TASK STATEMENT. Among the entries that follow, find every line with the word "Tangent" and list it.

#### RECORD EXCERPTS

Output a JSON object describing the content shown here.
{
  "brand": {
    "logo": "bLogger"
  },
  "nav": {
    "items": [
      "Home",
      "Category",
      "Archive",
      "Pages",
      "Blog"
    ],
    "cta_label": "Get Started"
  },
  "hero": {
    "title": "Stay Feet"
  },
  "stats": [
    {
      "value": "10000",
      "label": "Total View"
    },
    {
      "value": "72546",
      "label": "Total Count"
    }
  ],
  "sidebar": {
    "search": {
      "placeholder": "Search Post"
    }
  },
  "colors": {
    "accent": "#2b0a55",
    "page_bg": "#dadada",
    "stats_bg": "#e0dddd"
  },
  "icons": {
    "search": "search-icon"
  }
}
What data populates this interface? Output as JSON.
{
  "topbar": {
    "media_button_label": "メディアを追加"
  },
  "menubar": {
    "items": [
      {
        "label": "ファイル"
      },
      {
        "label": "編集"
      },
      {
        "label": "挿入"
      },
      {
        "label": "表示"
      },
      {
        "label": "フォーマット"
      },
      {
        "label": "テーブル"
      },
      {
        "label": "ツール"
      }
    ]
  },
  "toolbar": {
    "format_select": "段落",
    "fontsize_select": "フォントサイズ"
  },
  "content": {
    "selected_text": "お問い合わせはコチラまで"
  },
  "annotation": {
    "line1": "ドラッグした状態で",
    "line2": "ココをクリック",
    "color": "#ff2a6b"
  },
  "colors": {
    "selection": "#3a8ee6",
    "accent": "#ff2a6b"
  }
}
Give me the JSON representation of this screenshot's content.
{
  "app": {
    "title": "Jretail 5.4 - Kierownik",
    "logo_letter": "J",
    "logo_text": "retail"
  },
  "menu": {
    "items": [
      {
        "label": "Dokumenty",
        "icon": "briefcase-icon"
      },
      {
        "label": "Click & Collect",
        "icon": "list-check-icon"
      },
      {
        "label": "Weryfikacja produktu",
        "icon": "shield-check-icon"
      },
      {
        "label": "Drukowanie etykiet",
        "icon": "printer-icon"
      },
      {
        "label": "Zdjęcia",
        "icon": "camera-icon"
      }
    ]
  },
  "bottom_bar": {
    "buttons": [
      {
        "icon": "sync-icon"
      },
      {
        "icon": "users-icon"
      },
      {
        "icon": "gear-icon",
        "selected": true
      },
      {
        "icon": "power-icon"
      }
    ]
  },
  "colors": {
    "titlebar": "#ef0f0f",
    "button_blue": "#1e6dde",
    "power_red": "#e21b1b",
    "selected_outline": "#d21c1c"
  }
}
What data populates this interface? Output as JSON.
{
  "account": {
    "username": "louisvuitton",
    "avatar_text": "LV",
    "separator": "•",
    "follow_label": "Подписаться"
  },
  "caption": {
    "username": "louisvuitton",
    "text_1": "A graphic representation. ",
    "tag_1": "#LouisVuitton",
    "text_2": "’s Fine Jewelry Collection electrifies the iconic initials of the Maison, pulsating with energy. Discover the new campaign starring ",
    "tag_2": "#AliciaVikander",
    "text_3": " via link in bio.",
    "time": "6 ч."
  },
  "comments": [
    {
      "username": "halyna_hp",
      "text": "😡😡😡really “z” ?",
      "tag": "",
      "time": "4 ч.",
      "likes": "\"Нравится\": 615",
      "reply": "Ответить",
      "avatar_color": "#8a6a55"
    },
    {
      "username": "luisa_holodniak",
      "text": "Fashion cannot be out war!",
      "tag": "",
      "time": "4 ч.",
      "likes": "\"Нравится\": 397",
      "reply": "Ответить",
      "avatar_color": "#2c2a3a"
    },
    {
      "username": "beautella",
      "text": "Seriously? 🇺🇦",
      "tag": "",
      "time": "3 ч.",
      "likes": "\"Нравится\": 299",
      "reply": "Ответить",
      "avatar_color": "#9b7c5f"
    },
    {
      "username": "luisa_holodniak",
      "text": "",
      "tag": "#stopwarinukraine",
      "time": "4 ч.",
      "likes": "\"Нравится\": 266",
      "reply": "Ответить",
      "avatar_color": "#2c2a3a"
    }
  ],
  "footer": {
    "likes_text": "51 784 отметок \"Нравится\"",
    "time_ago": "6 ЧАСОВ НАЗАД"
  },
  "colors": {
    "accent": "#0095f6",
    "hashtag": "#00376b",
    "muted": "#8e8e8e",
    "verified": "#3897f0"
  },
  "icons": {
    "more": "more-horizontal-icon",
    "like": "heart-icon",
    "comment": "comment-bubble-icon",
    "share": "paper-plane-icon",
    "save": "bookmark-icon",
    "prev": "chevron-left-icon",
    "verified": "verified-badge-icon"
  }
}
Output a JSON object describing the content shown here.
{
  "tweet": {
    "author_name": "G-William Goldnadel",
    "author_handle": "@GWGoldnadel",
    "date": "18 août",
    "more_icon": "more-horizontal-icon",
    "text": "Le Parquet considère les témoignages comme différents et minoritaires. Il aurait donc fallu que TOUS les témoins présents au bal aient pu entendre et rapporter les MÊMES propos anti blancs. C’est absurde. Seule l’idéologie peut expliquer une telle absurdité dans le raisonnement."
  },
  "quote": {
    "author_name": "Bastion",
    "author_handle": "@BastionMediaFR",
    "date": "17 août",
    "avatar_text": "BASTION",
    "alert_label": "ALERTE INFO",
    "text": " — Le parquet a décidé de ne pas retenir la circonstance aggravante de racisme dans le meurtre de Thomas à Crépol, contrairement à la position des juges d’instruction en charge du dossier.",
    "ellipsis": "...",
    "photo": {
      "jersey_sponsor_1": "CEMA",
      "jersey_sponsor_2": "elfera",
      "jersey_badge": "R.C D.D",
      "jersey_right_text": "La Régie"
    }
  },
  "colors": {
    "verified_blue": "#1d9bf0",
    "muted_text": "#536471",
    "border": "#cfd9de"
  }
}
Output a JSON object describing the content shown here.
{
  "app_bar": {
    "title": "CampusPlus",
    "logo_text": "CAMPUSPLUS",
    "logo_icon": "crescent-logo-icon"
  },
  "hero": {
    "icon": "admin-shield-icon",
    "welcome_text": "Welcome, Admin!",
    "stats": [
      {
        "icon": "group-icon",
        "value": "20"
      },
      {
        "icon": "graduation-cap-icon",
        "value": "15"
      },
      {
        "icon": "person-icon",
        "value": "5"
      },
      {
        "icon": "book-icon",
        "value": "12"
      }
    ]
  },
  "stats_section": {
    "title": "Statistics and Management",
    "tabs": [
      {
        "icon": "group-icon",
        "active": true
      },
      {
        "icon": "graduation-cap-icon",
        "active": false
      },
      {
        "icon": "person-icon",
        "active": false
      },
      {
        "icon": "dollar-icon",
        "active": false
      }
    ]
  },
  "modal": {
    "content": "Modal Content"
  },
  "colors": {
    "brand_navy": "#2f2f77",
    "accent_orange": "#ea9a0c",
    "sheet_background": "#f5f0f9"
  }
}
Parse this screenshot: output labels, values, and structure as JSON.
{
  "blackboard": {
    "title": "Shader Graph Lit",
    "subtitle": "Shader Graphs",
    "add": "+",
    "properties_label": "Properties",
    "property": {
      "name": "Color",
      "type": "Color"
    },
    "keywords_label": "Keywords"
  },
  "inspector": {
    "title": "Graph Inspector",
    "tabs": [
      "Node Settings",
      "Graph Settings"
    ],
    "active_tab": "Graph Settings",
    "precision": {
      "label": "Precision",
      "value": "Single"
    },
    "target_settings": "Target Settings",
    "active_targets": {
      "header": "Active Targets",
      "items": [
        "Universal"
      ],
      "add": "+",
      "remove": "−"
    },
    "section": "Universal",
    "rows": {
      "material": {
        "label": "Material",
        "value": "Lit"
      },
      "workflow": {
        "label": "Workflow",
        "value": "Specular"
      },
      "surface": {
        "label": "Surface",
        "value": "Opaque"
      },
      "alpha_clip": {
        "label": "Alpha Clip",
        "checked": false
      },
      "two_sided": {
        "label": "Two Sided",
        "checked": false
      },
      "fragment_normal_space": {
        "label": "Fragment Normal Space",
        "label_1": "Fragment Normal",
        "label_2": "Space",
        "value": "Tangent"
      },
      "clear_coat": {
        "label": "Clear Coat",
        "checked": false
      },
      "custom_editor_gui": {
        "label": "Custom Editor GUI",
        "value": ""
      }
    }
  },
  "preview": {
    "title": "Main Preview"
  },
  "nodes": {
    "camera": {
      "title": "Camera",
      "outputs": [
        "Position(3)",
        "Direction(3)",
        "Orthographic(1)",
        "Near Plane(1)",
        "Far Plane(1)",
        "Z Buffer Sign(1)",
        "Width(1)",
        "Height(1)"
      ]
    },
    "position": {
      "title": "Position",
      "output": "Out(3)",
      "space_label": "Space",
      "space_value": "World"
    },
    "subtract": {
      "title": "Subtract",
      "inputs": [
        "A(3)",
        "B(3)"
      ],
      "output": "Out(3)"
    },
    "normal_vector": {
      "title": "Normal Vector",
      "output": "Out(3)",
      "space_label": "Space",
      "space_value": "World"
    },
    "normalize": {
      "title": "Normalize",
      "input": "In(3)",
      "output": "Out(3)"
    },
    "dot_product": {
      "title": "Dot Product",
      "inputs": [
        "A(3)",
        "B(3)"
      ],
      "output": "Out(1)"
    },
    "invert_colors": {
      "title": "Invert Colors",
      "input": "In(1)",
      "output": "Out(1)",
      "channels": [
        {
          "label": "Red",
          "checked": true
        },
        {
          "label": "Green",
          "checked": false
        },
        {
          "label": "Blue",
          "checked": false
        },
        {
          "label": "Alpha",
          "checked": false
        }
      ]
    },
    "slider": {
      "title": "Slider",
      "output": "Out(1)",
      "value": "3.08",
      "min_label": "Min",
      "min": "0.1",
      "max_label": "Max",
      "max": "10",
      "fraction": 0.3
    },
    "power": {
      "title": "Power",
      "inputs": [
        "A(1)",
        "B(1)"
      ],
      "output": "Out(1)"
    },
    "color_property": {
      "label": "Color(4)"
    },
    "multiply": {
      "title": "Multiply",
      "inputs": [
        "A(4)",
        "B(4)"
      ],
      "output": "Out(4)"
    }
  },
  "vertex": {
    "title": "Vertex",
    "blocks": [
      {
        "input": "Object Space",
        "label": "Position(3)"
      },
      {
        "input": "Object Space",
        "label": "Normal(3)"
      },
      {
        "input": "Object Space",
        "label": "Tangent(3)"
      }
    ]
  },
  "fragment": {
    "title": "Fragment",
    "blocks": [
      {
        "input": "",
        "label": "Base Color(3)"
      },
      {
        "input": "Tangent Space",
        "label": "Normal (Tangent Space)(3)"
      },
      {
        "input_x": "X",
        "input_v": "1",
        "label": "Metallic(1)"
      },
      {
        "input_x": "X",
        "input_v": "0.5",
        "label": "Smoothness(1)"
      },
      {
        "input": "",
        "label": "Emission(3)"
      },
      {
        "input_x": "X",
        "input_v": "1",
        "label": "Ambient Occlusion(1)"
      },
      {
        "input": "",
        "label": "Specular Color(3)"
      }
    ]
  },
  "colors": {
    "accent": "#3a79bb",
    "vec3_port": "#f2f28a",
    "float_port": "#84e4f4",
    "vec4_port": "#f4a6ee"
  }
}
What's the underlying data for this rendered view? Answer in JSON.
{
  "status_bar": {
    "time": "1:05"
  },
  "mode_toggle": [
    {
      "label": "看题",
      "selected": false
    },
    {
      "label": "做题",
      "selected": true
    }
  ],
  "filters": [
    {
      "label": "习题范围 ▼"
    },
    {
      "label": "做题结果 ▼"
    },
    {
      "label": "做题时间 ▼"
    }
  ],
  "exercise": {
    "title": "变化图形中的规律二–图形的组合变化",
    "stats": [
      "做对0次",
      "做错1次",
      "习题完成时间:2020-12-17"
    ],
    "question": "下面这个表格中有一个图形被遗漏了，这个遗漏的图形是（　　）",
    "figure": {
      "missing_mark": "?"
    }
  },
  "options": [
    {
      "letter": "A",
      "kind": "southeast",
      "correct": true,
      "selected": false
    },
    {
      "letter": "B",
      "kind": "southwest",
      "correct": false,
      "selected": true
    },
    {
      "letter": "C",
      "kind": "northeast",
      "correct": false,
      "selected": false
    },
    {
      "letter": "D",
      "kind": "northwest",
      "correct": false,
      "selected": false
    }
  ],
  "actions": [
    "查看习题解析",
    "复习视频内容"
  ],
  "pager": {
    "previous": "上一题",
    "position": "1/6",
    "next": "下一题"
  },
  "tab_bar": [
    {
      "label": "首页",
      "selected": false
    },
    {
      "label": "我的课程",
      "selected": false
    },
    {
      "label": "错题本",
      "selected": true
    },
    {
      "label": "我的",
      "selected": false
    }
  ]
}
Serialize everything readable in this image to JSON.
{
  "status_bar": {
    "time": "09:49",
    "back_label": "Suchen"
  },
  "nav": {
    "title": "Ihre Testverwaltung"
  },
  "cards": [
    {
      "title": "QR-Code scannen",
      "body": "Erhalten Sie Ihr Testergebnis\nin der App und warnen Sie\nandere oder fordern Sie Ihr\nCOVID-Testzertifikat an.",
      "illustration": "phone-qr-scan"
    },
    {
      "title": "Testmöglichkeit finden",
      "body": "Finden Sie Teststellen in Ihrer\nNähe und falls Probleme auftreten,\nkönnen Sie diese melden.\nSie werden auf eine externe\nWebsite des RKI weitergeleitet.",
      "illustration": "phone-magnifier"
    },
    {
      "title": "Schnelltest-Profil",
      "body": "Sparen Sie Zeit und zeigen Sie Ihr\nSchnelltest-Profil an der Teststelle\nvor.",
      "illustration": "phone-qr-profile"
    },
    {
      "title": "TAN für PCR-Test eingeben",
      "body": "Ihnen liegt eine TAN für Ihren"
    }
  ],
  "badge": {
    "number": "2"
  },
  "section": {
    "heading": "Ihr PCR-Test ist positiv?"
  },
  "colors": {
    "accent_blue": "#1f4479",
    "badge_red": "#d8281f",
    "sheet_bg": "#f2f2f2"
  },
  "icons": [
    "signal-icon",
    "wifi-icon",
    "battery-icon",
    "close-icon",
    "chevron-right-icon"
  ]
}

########

EXERCISE RESPONSE.
        "value": "Tangent"
        "label": "Tangent(3)"
        "input": "Tangent Space",
        "label": "Normal (Tangent Space)(3)"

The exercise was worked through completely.